Download Policy: Content on the Website is provided to you AS IS for your information and personal use and may not be sold / licensed / shared on other websites without getting consent from its author.While downloading, if for some reason you are not able to download a presentation, the publisher may have deleted the file from their server.
Some unmarried (usually upper class) women in Anglo-Saxon times inherited land at birth. This, of course, lead to many arranged marriages for land. Not only on the bride's side, but also the groom's. These arranged marriages started very young, before anyone else could arrange the marriage and gain land. Sometimes parents arranged marriages that were solemnized while children were still in cradles. There are many cases of eight year olds marrying each other, as well as 14 year olds marrying seven year olds. Children were considered capable of consent to marriage at the age of seven, but marriages could be voidable, as long as a girl was under the age of 12 and the boy under 14. At these ages, kids could be rid of their marriage, but most were pressured to into staying in the marriage, because of the land opportunities.

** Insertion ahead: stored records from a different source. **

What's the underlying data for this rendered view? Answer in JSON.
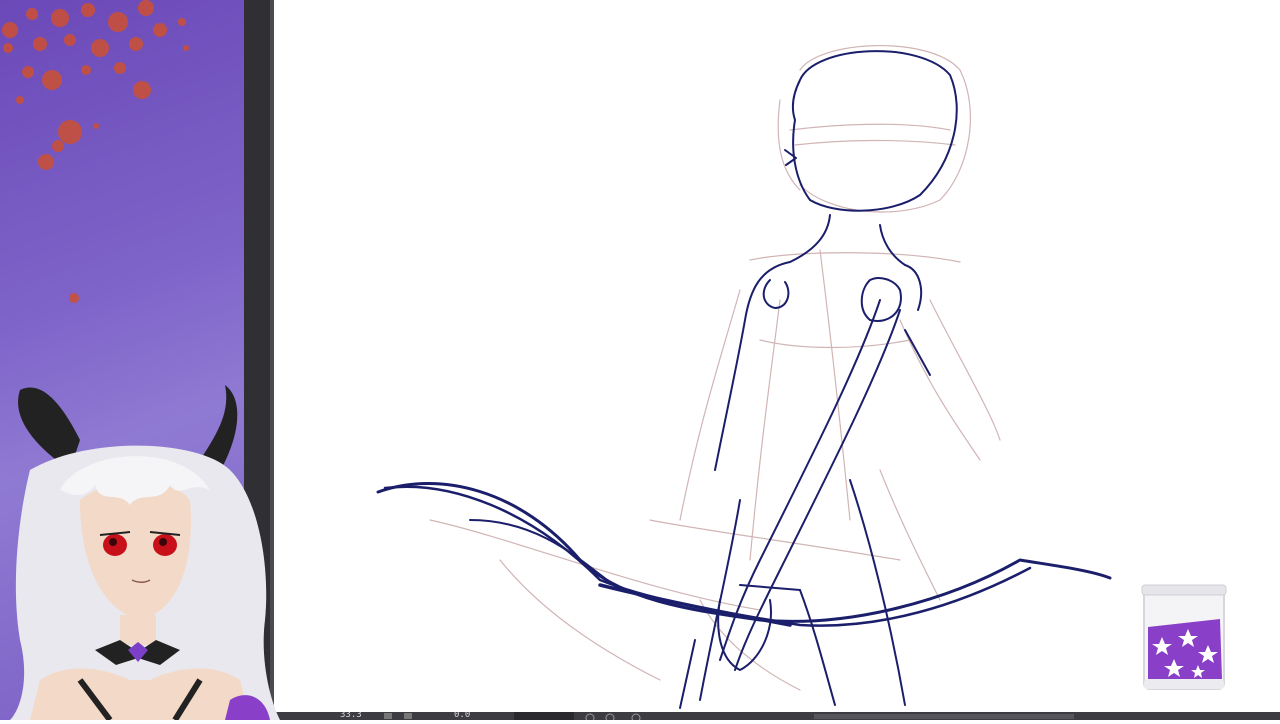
{
  "status_bar": {
    "zoom_label": "33.3",
    "rotation_label": "0.0"
  },
  "colors": {
    "left_panel_purple": "#7a5fc4",
    "splatter_red": "#c8503a",
    "divider_dark": "#2f2f34",
    "sketch_navy": "#1b1f6b",
    "sketch_rough": "#c9a8a8",
    "jar_purple": "#8a3fc8"
  },
  "icons": {
    "jar": "star-jar-icon",
    "avatar": "vtuber-avatar"
  }
}
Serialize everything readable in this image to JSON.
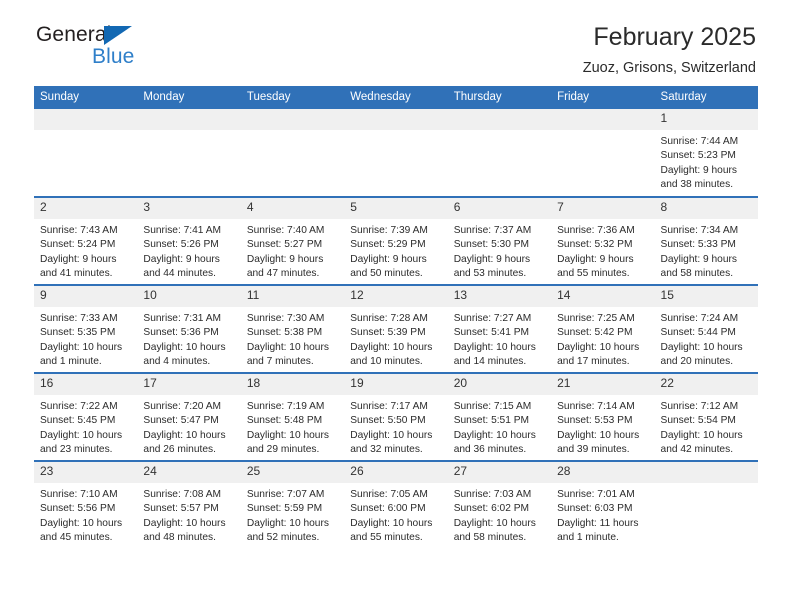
{
  "brand": {
    "name_part1": "General",
    "name_part2": "Blue",
    "accent_color": "#2f7fc9",
    "triangle_color": "#1268b3"
  },
  "header": {
    "title": "February 2025",
    "subtitle": "Zuoz, Grisons, Switzerland"
  },
  "theme": {
    "header_blue": "#3071b8",
    "daynum_band": "#f0f0f0",
    "text": "#2b2b2b"
  },
  "weekdays": [
    "Sunday",
    "Monday",
    "Tuesday",
    "Wednesday",
    "Thursday",
    "Friday",
    "Saturday"
  ],
  "labels": {
    "sunrise": "Sunrise:",
    "sunset": "Sunset:",
    "daylight": "Daylight:"
  },
  "weeks": [
    [
      {
        "empty": true
      },
      {
        "empty": true
      },
      {
        "empty": true
      },
      {
        "empty": true
      },
      {
        "empty": true
      },
      {
        "empty": true
      },
      {
        "day": "1",
        "sunrise": "Sunrise: 7:44 AM",
        "sunset": "Sunset: 5:23 PM",
        "daylight": "Daylight: 9 hours and 38 minutes."
      }
    ],
    [
      {
        "day": "2",
        "sunrise": "Sunrise: 7:43 AM",
        "sunset": "Sunset: 5:24 PM",
        "daylight": "Daylight: 9 hours and 41 minutes."
      },
      {
        "day": "3",
        "sunrise": "Sunrise: 7:41 AM",
        "sunset": "Sunset: 5:26 PM",
        "daylight": "Daylight: 9 hours and 44 minutes."
      },
      {
        "day": "4",
        "sunrise": "Sunrise: 7:40 AM",
        "sunset": "Sunset: 5:27 PM",
        "daylight": "Daylight: 9 hours and 47 minutes."
      },
      {
        "day": "5",
        "sunrise": "Sunrise: 7:39 AM",
        "sunset": "Sunset: 5:29 PM",
        "daylight": "Daylight: 9 hours and 50 minutes."
      },
      {
        "day": "6",
        "sunrise": "Sunrise: 7:37 AM",
        "sunset": "Sunset: 5:30 PM",
        "daylight": "Daylight: 9 hours and 53 minutes."
      },
      {
        "day": "7",
        "sunrise": "Sunrise: 7:36 AM",
        "sunset": "Sunset: 5:32 PM",
        "daylight": "Daylight: 9 hours and 55 minutes."
      },
      {
        "day": "8",
        "sunrise": "Sunrise: 7:34 AM",
        "sunset": "Sunset: 5:33 PM",
        "daylight": "Daylight: 9 hours and 58 minutes."
      }
    ],
    [
      {
        "day": "9",
        "sunrise": "Sunrise: 7:33 AM",
        "sunset": "Sunset: 5:35 PM",
        "daylight": "Daylight: 10 hours and 1 minute."
      },
      {
        "day": "10",
        "sunrise": "Sunrise: 7:31 AM",
        "sunset": "Sunset: 5:36 PM",
        "daylight": "Daylight: 10 hours and 4 minutes."
      },
      {
        "day": "11",
        "sunrise": "Sunrise: 7:30 AM",
        "sunset": "Sunset: 5:38 PM",
        "daylight": "Daylight: 10 hours and 7 minutes."
      },
      {
        "day": "12",
        "sunrise": "Sunrise: 7:28 AM",
        "sunset": "Sunset: 5:39 PM",
        "daylight": "Daylight: 10 hours and 10 minutes."
      },
      {
        "day": "13",
        "sunrise": "Sunrise: 7:27 AM",
        "sunset": "Sunset: 5:41 PM",
        "daylight": "Daylight: 10 hours and 14 minutes."
      },
      {
        "day": "14",
        "sunrise": "Sunrise: 7:25 AM",
        "sunset": "Sunset: 5:42 PM",
        "daylight": "Daylight: 10 hours and 17 minutes."
      },
      {
        "day": "15",
        "sunrise": "Sunrise: 7:24 AM",
        "sunset": "Sunset: 5:44 PM",
        "daylight": "Daylight: 10 hours and 20 minutes."
      }
    ],
    [
      {
        "day": "16",
        "sunrise": "Sunrise: 7:22 AM",
        "sunset": "Sunset: 5:45 PM",
        "daylight": "Daylight: 10 hours and 23 minutes."
      },
      {
        "day": "17",
        "sunrise": "Sunrise: 7:20 AM",
        "sunset": "Sunset: 5:47 PM",
        "daylight": "Daylight: 10 hours and 26 minutes."
      },
      {
        "day": "18",
        "sunrise": "Sunrise: 7:19 AM",
        "sunset": "Sunset: 5:48 PM",
        "daylight": "Daylight: 10 hours and 29 minutes."
      },
      {
        "day": "19",
        "sunrise": "Sunrise: 7:17 AM",
        "sunset": "Sunset: 5:50 PM",
        "daylight": "Daylight: 10 hours and 32 minutes."
      },
      {
        "day": "20",
        "sunrise": "Sunrise: 7:15 AM",
        "sunset": "Sunset: 5:51 PM",
        "daylight": "Daylight: 10 hours and 36 minutes."
      },
      {
        "day": "21",
        "sunrise": "Sunrise: 7:14 AM",
        "sunset": "Sunset: 5:53 PM",
        "daylight": "Daylight: 10 hours and 39 minutes."
      },
      {
        "day": "22",
        "sunrise": "Sunrise: 7:12 AM",
        "sunset": "Sunset: 5:54 PM",
        "daylight": "Daylight: 10 hours and 42 minutes."
      }
    ],
    [
      {
        "day": "23",
        "sunrise": "Sunrise: 7:10 AM",
        "sunset": "Sunset: 5:56 PM",
        "daylight": "Daylight: 10 hours and 45 minutes."
      },
      {
        "day": "24",
        "sunrise": "Sunrise: 7:08 AM",
        "sunset": "Sunset: 5:57 PM",
        "daylight": "Daylight: 10 hours and 48 minutes."
      },
      {
        "day": "25",
        "sunrise": "Sunrise: 7:07 AM",
        "sunset": "Sunset: 5:59 PM",
        "daylight": "Daylight: 10 hours and 52 minutes."
      },
      {
        "day": "26",
        "sunrise": "Sunrise: 7:05 AM",
        "sunset": "Sunset: 6:00 PM",
        "daylight": "Daylight: 10 hours and 55 minutes."
      },
      {
        "day": "27",
        "sunrise": "Sunrise: 7:03 AM",
        "sunset": "Sunset: 6:02 PM",
        "daylight": "Daylight: 10 hours and 58 minutes."
      },
      {
        "day": "28",
        "sunrise": "Sunrise: 7:01 AM",
        "sunset": "Sunset: 6:03 PM",
        "daylight": "Daylight: 11 hours and 1 minute."
      },
      {
        "empty": true
      }
    ]
  ]
}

Comparably, peasant women had their marriages arranged for them, though were better off than those of the upper class. Arranged marriages among peasants happened later in life, usually when women were in their twenties, and happened with men they knew. These marriages weren't arranged for land, but for money, cattle, etc.
An unmarried Anglo-Saxon woman ("femme sole") had the right to do business on her own, without husband or man. She was considered 'on par' with men. Not only was she able to hold land, but she was also able to make wills and contracts, and could sue or be sued.